but we’re also coercing that result to a string so it all comes back as a single string. See our desired result in the result window pictured here:
Now, if you didn’t necessarily want to replace the space characters in our original ‘myString’ string, but simply wanted to strip out the spaces, you could have set AppleScript’s text item delimiters BACK to an empty string in line #5. See below:
This seems like as good a time as any to address a certain minor controversy which is often debated among experienced scripters. Some say that if one forgets to set TIDs back to their original state (an empty string, “”), this will wreak havoc to your operations/machine later. Some insist they’ve never had an issue and don’t ever worry about it.
Here’s my advice: you’ll never get wounded in the bush by being clean, thorough and prepared. So, go ahead and make a habit of setting AppleScript’s text item delimiters back to their original empty string state after each time in your code where you are manipulating them.
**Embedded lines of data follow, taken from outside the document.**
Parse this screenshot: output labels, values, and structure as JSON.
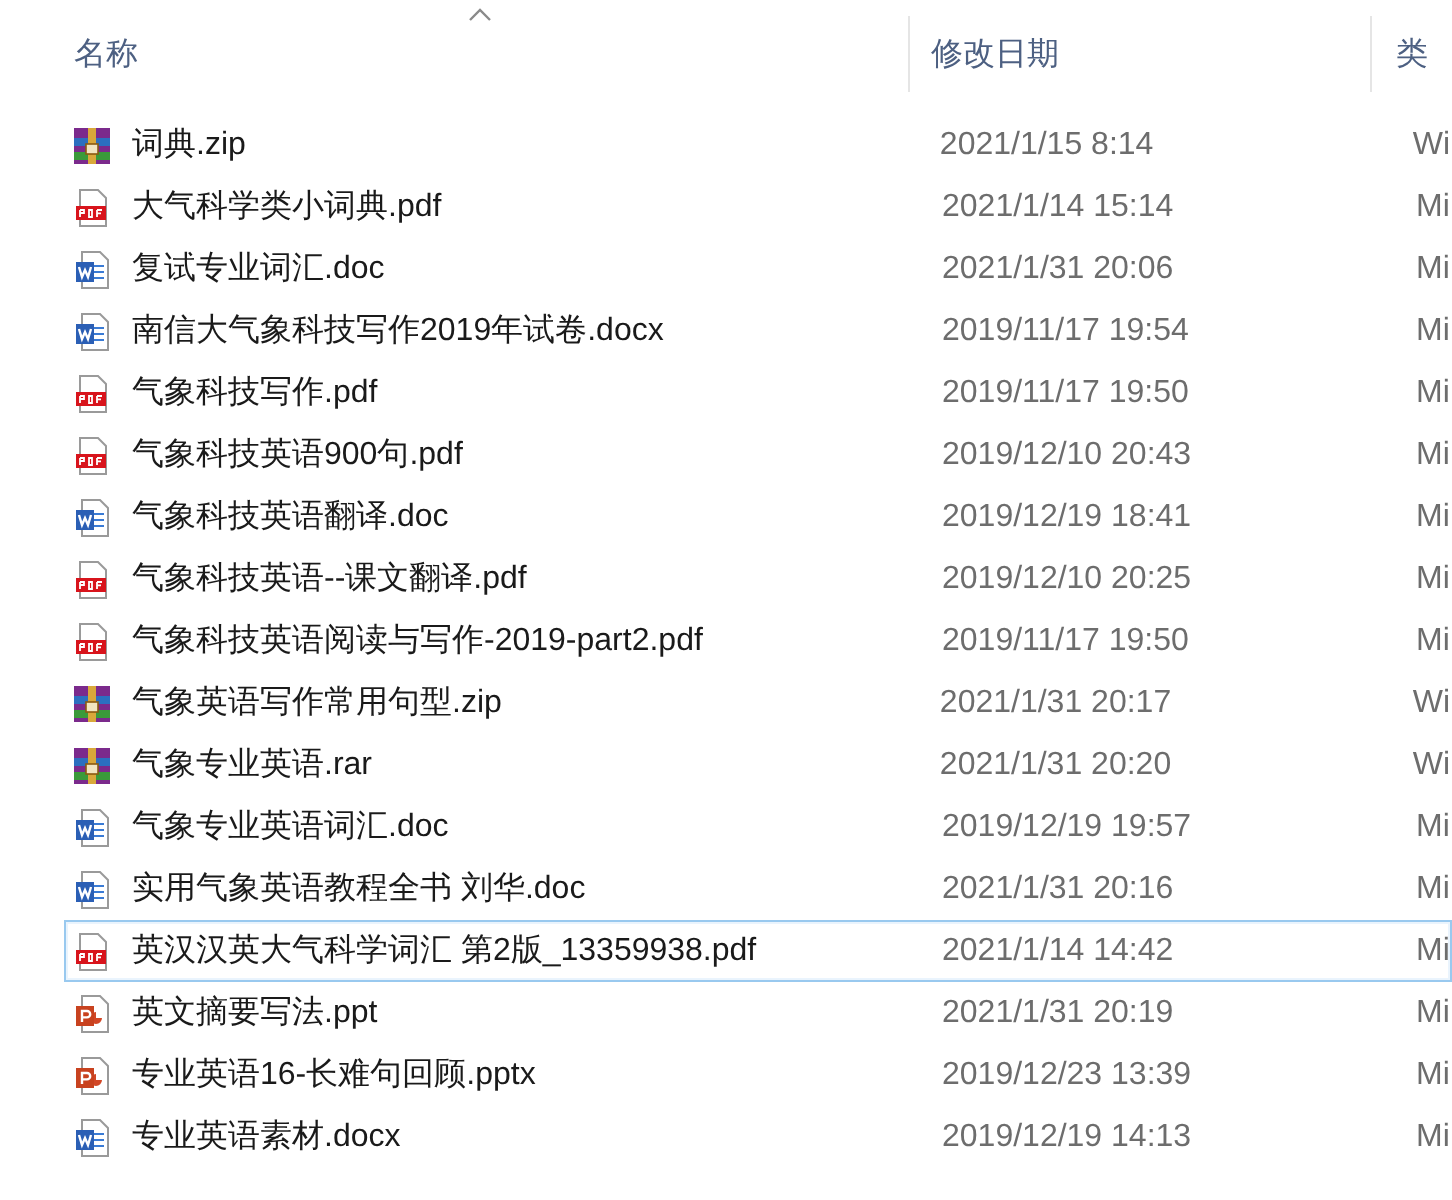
{
  "header": {
    "columns": [
      {
        "label": "名称",
        "sorted": true
      },
      {
        "label": "修改日期",
        "sorted": false
      },
      {
        "label": "类",
        "sorted": false
      }
    ]
  },
  "files": [
    {
      "kind": "zip",
      "name": "词典.zip",
      "modified": "2021/1/15 8:14",
      "type": "Wi",
      "selected": false
    },
    {
      "kind": "pdf",
      "name": "大气科学类小词典.pdf",
      "modified": "2021/1/14 15:14",
      "type": "Mi",
      "selected": false
    },
    {
      "kind": "doc",
      "name": "复试专业词汇.doc",
      "modified": "2021/1/31 20:06",
      "type": "Mi",
      "selected": false
    },
    {
      "kind": "doc",
      "name": "南信大气象科技写作2019年试卷.docx",
      "modified": "2019/11/17 19:54",
      "type": "Mi",
      "selected": false
    },
    {
      "kind": "pdf",
      "name": "气象科技写作.pdf",
      "modified": "2019/11/17 19:50",
      "type": "Mi",
      "selected": false
    },
    {
      "kind": "pdf",
      "name": "气象科技英语900句.pdf",
      "modified": "2019/12/10 20:43",
      "type": "Mi",
      "selected": false
    },
    {
      "kind": "doc",
      "name": "气象科技英语翻译.doc",
      "modified": "2019/12/19 18:41",
      "type": "Mi",
      "selected": false
    },
    {
      "kind": "pdf",
      "name": "气象科技英语--课文翻译.pdf",
      "modified": "2019/12/10 20:25",
      "type": "Mi",
      "selected": false
    },
    {
      "kind": "pdf",
      "name": "气象科技英语阅读与写作-2019-part2.pdf",
      "modified": "2019/11/17 19:50",
      "type": "Mi",
      "selected": false
    },
    {
      "kind": "zip",
      "name": "气象英语写作常用句型.zip",
      "modified": "2021/1/31 20:17",
      "type": "Wi",
      "selected": false
    },
    {
      "kind": "zip",
      "name": "气象专业英语.rar",
      "modified": "2021/1/31 20:20",
      "type": "Wi",
      "selected": false
    },
    {
      "kind": "doc",
      "name": "气象专业英语词汇.doc",
      "modified": "2019/12/19 19:57",
      "type": "Mi",
      "selected": false
    },
    {
      "kind": "doc",
      "name": "实用气象英语教程全书 刘华.doc",
      "modified": "2021/1/31 20:16",
      "type": "Mi",
      "selected": false
    },
    {
      "kind": "pdf",
      "name": "英汉汉英大气科学词汇 第2版_13359938.pdf",
      "modified": "2021/1/14 14:42",
      "type": "Mi",
      "selected": true
    },
    {
      "kind": "ppt",
      "name": "英文摘要写法.ppt",
      "modified": "2021/1/31 20:19",
      "type": "Mi",
      "selected": false
    },
    {
      "kind": "ppt",
      "name": "专业英语16-长难句回顾.pptx",
      "modified": "2019/12/23 13:39",
      "type": "Mi",
      "selected": false
    },
    {
      "kind": "doc",
      "name": "专业英语素材.docx",
      "modified": "2019/12/19 14:13",
      "type": "Mi",
      "selected": false
    }
  ]
}
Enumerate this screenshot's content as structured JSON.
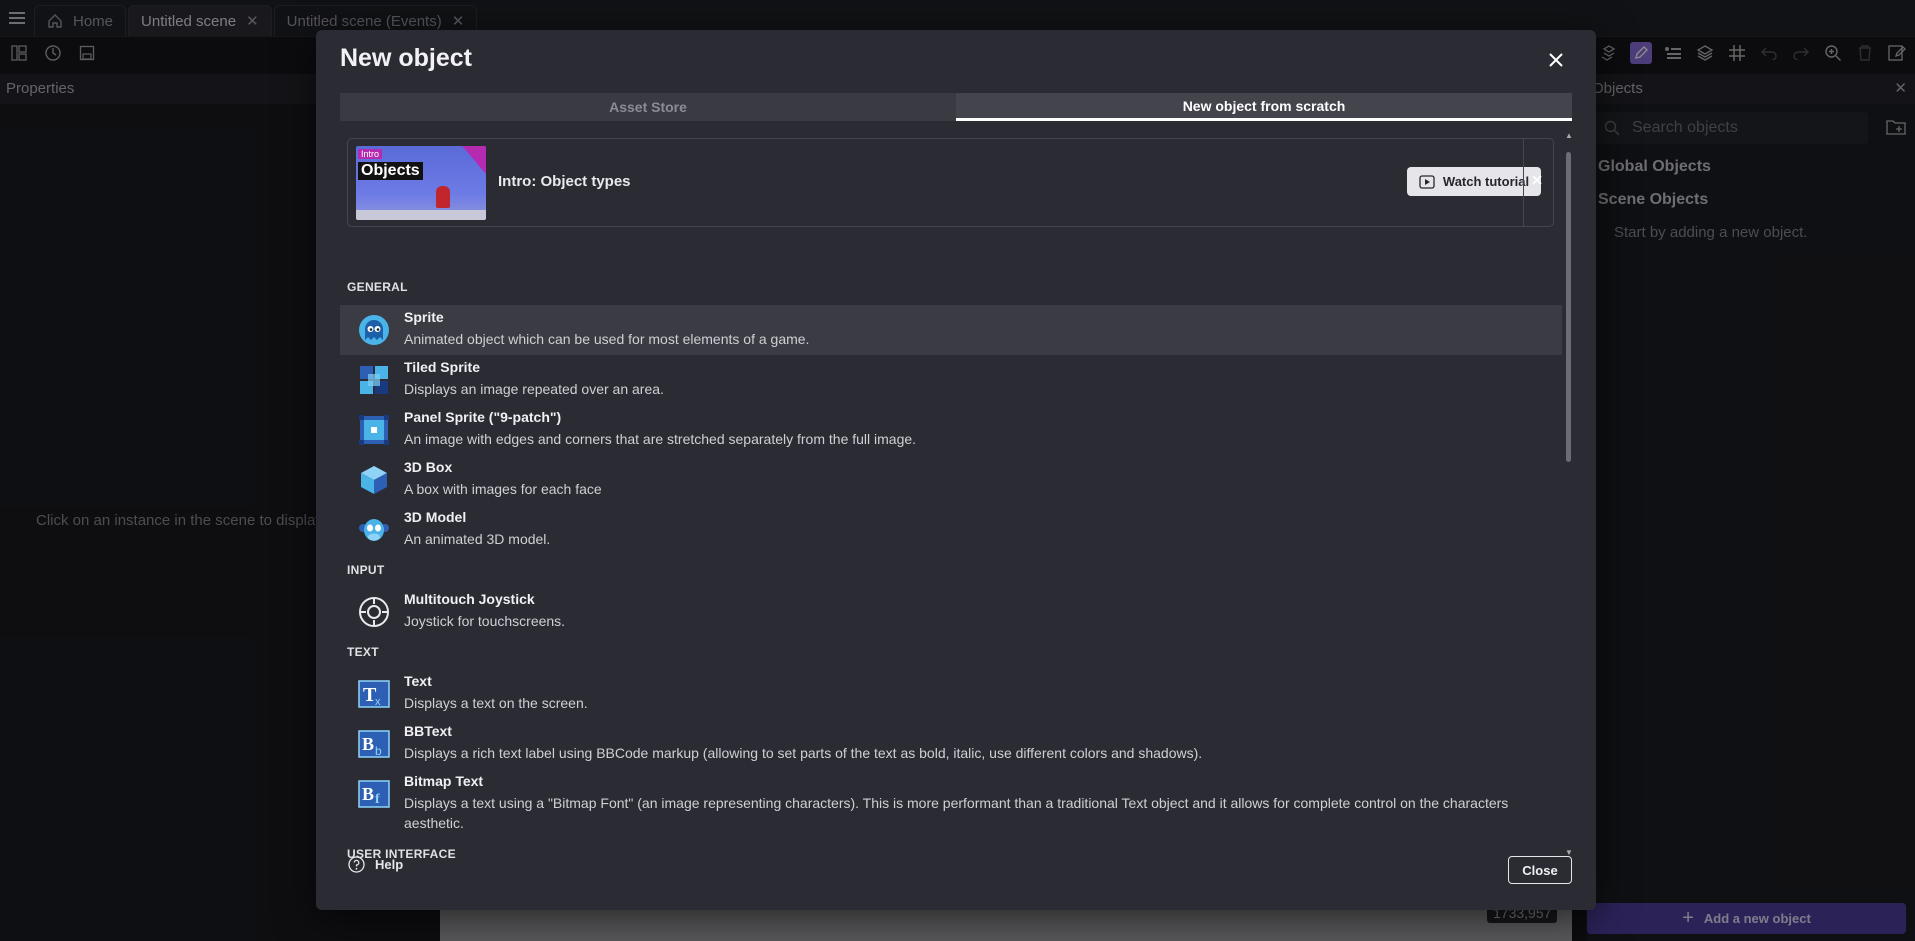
{
  "tabs": [
    {
      "label": "Home",
      "icon": "home-icon"
    },
    {
      "label": "Untitled scene"
    },
    {
      "label": "Untitled scene (Events)"
    }
  ],
  "left_panel": {
    "title": "Properties",
    "hint": "Click on an instance in the scene to display i"
  },
  "canvas": {
    "coords": "1733,957"
  },
  "right_panel": {
    "title": "Objects",
    "search_placeholder": "Search objects",
    "global_objects": "Global Objects",
    "scene_objects": "Scene Objects",
    "hint": "Start by adding a new object.",
    "add_button": "Add a new object"
  },
  "dialog": {
    "title": "New object",
    "tabs": [
      "Asset Store",
      "New object from scratch"
    ],
    "tutorial": {
      "thumb_tag": "Intro",
      "thumb_title": "Objects",
      "title": "Intro: Object types",
      "watch_label": "Watch tutorial"
    },
    "sections": {
      "general": "GENERAL",
      "input": "INPUT",
      "text": "TEXT",
      "ui": "USER INTERFACE"
    },
    "items": [
      {
        "name": "Sprite",
        "desc": "Animated object which can be used for most elements of a game.",
        "icon": "ghost-icon"
      },
      {
        "name": "Tiled Sprite",
        "desc": "Displays an image repeated over an area.",
        "icon": "tiles-icon"
      },
      {
        "name": "Panel Sprite (\"9-patch\")",
        "desc": "An image with edges and corners that are stretched separately from the full image.",
        "icon": "nine-patch-icon"
      },
      {
        "name": "3D Box",
        "desc": "A box with images for each face",
        "icon": "cube-icon"
      },
      {
        "name": "3D Model",
        "desc": "An animated 3D model.",
        "icon": "monkey-head-icon"
      },
      {
        "name": "Multitouch Joystick",
        "desc": "Joystick for touchscreens.",
        "icon": "joystick-icon"
      },
      {
        "name": "Text",
        "desc": "Displays a text on the screen.",
        "icon": "text-icon"
      },
      {
        "name": "BBText",
        "desc": "Displays a rich text label using BBCode markup (allowing to set parts of the text as bold, italic, use different colors and shadows).",
        "icon": "bbtext-icon"
      },
      {
        "name": "Bitmap Text",
        "desc": "Displays a text using a \"Bitmap Font\" (an image representing characters). This is more performant than a traditional Text object and it allows for complete control on the characters aesthetic.",
        "icon": "bitmap-text-icon"
      }
    ],
    "help_label": "Help",
    "close_label": "Close"
  },
  "colors": {
    "accent": "#8d6fe0",
    "dialog_bg": "#2b2c33",
    "add_button": "#4f3fa0"
  }
}
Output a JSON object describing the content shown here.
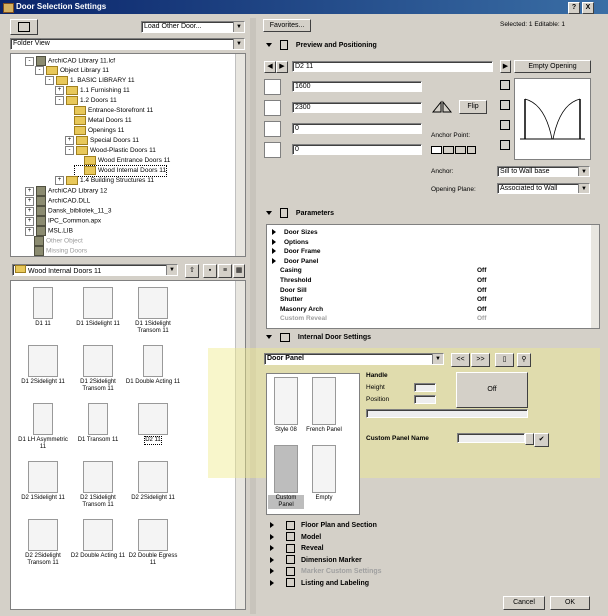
{
  "window": {
    "title": "Door Selection Settings",
    "help": "?",
    "close": "X"
  },
  "left": {
    "load_other": "Load Other Door...",
    "view_mode": "Folder View",
    "tree": [
      {
        "label": "ArchiCAD Library 11.lcf",
        "lvl": 1,
        "exp": "-",
        "kind": "lib"
      },
      {
        "label": "Object Library 11",
        "lvl": 2,
        "exp": "-",
        "kind": "fold"
      },
      {
        "label": "1. BASIC LIBRARY 11",
        "lvl": 3,
        "exp": "-",
        "kind": "fold"
      },
      {
        "label": "1.1 Furnishing 11",
        "lvl": 4,
        "exp": "+",
        "kind": "fold"
      },
      {
        "label": "1.2 Doors 11",
        "lvl": 4,
        "exp": "-",
        "kind": "fold"
      },
      {
        "label": "Entrance-Storefront 11",
        "lvl": 5,
        "exp": "",
        "kind": "fold"
      },
      {
        "label": "Metal Doors 11",
        "lvl": 5,
        "exp": "",
        "kind": "fold"
      },
      {
        "label": "Openings 11",
        "lvl": 5,
        "exp": "",
        "kind": "fold"
      },
      {
        "label": "Special Doors 11",
        "lvl": 5,
        "exp": "+",
        "kind": "fold"
      },
      {
        "label": "Wood-Plastic Doors 11",
        "lvl": 5,
        "exp": "-",
        "kind": "fold"
      },
      {
        "label": "Wood Entrance Doors 11",
        "lvl": 6,
        "exp": "",
        "kind": "fold"
      },
      {
        "label": "Wood Internal Doors 11",
        "lvl": 6,
        "exp": "",
        "kind": "fold",
        "selected": true
      },
      {
        "label": "1.4 Building Structures 11",
        "lvl": 4,
        "exp": "+",
        "kind": "fold"
      },
      {
        "label": "ArchiCAD Library 12",
        "lvl": 1,
        "exp": "+",
        "kind": "lib"
      },
      {
        "label": "ArchiCAD.DLL",
        "lvl": 1,
        "exp": "+",
        "kind": "lib"
      },
      {
        "label": "Dansk_bibliotek_11_3",
        "lvl": 1,
        "exp": "+",
        "kind": "lib"
      },
      {
        "label": "IPC_Common.apx",
        "lvl": 1,
        "exp": "+",
        "kind": "lib"
      },
      {
        "label": "MSL.LIB",
        "lvl": 1,
        "exp": "+",
        "kind": "lib"
      },
      {
        "label": "Other Object",
        "lvl": 1,
        "exp": "",
        "kind": "lib",
        "grey": true
      },
      {
        "label": "Missing Doors",
        "lvl": 1,
        "exp": "",
        "kind": "lib",
        "grey": true
      }
    ],
    "folder_select": "Wood Internal Doors 11",
    "thumbs": [
      {
        "label": "D1 11"
      },
      {
        "label": "D1 1Sidelight 11"
      },
      {
        "label": "D1 1Sidelight Transom 11"
      },
      {
        "label": "D1 2Sidelight 11"
      },
      {
        "label": "D1 2Sidelight Transom 11"
      },
      {
        "label": "D1 Double Acting 11"
      },
      {
        "label": "D1 LH Asymmetric 11"
      },
      {
        "label": "D1 Transom 11"
      },
      {
        "label": "D2 11",
        "selected": true
      },
      {
        "label": "D2 1Sidelight 11"
      },
      {
        "label": "D2 1Sidelight Transom 11"
      },
      {
        "label": "D2 2Sidelight 11"
      },
      {
        "label": "D2 2Sidelight Transom 11"
      },
      {
        "label": "D2 Double Acting 11"
      },
      {
        "label": "D2 Double Egress 11"
      }
    ]
  },
  "right": {
    "favorites": "Favorites...",
    "selection_info": "Selected: 1 Editable: 1",
    "preview_title": "Preview and Positioning",
    "door_name": "D2 11",
    "empty_opening": "Empty Opening",
    "width": "1600",
    "height": "2300",
    "field3": "0",
    "field4": "0",
    "flip": "Flip",
    "anchor_point": "Anchor Point:",
    "anchor_label": "Anchor:",
    "anchor_value": "Sill to Wall base",
    "opening_plane_label": "Opening Plane:",
    "opening_plane_value": "Associated to Wall",
    "parameters_title": "Parameters",
    "params": [
      {
        "name": "Door Sizes",
        "value": "",
        "group": true
      },
      {
        "name": "Options",
        "value": "",
        "group": true
      },
      {
        "name": "Door Frame",
        "value": "",
        "group": true
      },
      {
        "name": "Door Panel",
        "value": "",
        "group": true
      },
      {
        "name": "Casing",
        "value": "Off"
      },
      {
        "name": "Threshold",
        "value": "Off"
      },
      {
        "name": "Door Sill",
        "value": "Off"
      },
      {
        "name": "Shutter",
        "value": "Off"
      },
      {
        "name": "Masonry Arch",
        "value": "Off"
      },
      {
        "name": "Custom Reveal",
        "value": "Off",
        "grey": true
      }
    ],
    "internal_title": "Internal Door Settings",
    "door_panel_select": "Door Panel",
    "prev": "<<",
    "next": ">>",
    "panel_styles": [
      {
        "label": "Style 08"
      },
      {
        "label": "French Panel"
      },
      {
        "label": "Custom Panel",
        "selected": true
      },
      {
        "label": "Empty"
      }
    ],
    "handle_label": "Handle",
    "height_label": "Height",
    "position_label": "Position",
    "handle_value": "Off",
    "custom_panel_name": "Custom Panel Name",
    "bottom_sections": [
      {
        "label": "Floor Plan and Section"
      },
      {
        "label": "Model"
      },
      {
        "label": "Reveal"
      },
      {
        "label": "Dimension Marker"
      },
      {
        "label": "Marker Custom Settings",
        "grey": true
      },
      {
        "label": "Listing and Labeling"
      }
    ],
    "cancel": "Cancel",
    "ok": "OK"
  }
}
By now you’re surely beginning to see the power which text item delimiters represents. I am always amazed at how many tasks can be performed by them and how quickly it can be done.
I’ve prepared an advanced example which I think really illustrates the incredible power of TIDs. This script reads in Safari’s bookmarks file, which is in XML form. If you look at this file in its raw form, it looks a bit intimmidating, at least to me. The script then parses out all URLs, compiles them into a return-delimited list and creates a new text document in TextEdit containing those URLs. Click here to download the script in text form. Pretty cool, huh?
Well, this concludes this edition of unScripted. I hope you’ll work through the exercises above and seriously consider adding text item delimiters to your AppleScript ruck sack. You’ll be a far better Code Soldier for it.